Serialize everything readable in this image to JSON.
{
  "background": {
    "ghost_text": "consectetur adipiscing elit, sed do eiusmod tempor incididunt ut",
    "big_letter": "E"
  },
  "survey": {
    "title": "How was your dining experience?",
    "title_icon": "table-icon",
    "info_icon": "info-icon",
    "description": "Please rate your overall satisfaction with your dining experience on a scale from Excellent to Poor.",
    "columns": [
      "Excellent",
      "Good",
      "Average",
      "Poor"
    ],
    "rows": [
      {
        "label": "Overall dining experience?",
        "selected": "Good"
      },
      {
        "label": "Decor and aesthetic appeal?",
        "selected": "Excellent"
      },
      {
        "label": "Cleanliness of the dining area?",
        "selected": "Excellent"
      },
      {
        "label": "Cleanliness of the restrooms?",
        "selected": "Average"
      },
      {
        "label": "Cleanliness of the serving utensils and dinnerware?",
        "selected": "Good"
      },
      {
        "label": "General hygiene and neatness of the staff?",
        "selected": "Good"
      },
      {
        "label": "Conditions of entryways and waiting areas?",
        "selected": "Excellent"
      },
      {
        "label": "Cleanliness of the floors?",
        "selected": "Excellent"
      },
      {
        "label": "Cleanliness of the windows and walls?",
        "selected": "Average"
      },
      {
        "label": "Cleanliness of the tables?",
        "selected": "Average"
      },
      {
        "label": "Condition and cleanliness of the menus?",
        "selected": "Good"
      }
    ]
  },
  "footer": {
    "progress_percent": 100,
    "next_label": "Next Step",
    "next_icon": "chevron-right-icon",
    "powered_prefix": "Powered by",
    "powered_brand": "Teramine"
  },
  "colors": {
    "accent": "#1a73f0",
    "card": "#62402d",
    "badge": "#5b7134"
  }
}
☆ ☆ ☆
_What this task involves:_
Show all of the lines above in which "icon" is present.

_Task solution:_
    "title_icon": "table-icon",
    "info_icon": "info-icon",
    "next_icon": "chevron-right-icon",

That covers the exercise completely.